(Material to process):

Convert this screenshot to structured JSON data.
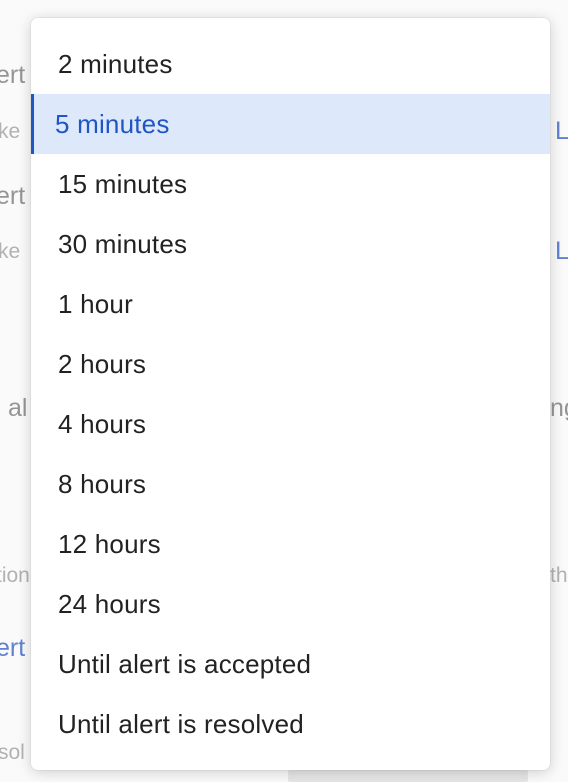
{
  "background": {
    "fragments": [
      {
        "text": "ert",
        "name": "bg-text-alert-1"
      },
      {
        "text": "ke",
        "name": "bg-text-linked-1"
      },
      {
        "text": "L",
        "name": "bg-link-1"
      },
      {
        "text": "ert",
        "name": "bg-text-alert-2"
      },
      {
        "text": "ke",
        "name": "bg-text-linked-2"
      },
      {
        "text": "L",
        "name": "bg-link-2"
      },
      {
        "text": "al",
        "name": "bg-text-al"
      },
      {
        "text": "ng",
        "name": "bg-text-ng"
      },
      {
        "text": "tion",
        "name": "bg-text-tion"
      },
      {
        "text": "th",
        "name": "bg-text-th"
      },
      {
        "text": "ert",
        "name": "bg-link-alert"
      },
      {
        "text": "sol",
        "name": "bg-text-sol"
      }
    ]
  },
  "dropdown": {
    "selected_index": 1,
    "options": [
      "2 minutes",
      "5 minutes",
      "15 minutes",
      "30 minutes",
      "1 hour",
      "2 hours",
      "4 hours",
      "8 hours",
      "12 hours",
      "24 hours",
      "Until alert is accepted",
      "Until alert is resolved"
    ]
  },
  "colors": {
    "selected_background": "#dde9fb",
    "selected_text": "#1f56c4",
    "option_text": "#222222",
    "background_link": "#1e4fbf"
  }
}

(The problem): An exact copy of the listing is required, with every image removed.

(Written answer):
Convert this screenshot to structured JSON data.
{
  "background": {
    "fragments": [
      {
        "text": "ert",
        "name": "bg-text-alert-1"
      },
      {
        "text": "ke",
        "name": "bg-text-linked-1"
      },
      {
        "text": "L",
        "name": "bg-link-1"
      },
      {
        "text": "ert",
        "name": "bg-text-alert-2"
      },
      {
        "text": "ke",
        "name": "bg-text-linked-2"
      },
      {
        "text": "L",
        "name": "bg-link-2"
      },
      {
        "text": "al",
        "name": "bg-text-al"
      },
      {
        "text": "ng",
        "name": "bg-text-ng"
      },
      {
        "text": "tion",
        "name": "bg-text-tion"
      },
      {
        "text": "th",
        "name": "bg-text-th"
      },
      {
        "text": "ert",
        "name": "bg-link-alert"
      },
      {
        "text": "sol",
        "name": "bg-text-sol"
      }
    ]
  },
  "dropdown": {
    "selected_index": 1,
    "options": [
      "2 minutes",
      "5 minutes",
      "15 minutes",
      "30 minutes",
      "1 hour",
      "2 hours",
      "4 hours",
      "8 hours",
      "12 hours",
      "24 hours",
      "Until alert is accepted",
      "Until alert is resolved"
    ]
  },
  "colors": {
    "selected_background": "#dde9fb",
    "selected_text": "#1f56c4",
    "option_text": "#222222",
    "background_link": "#1e4fbf"
  }
}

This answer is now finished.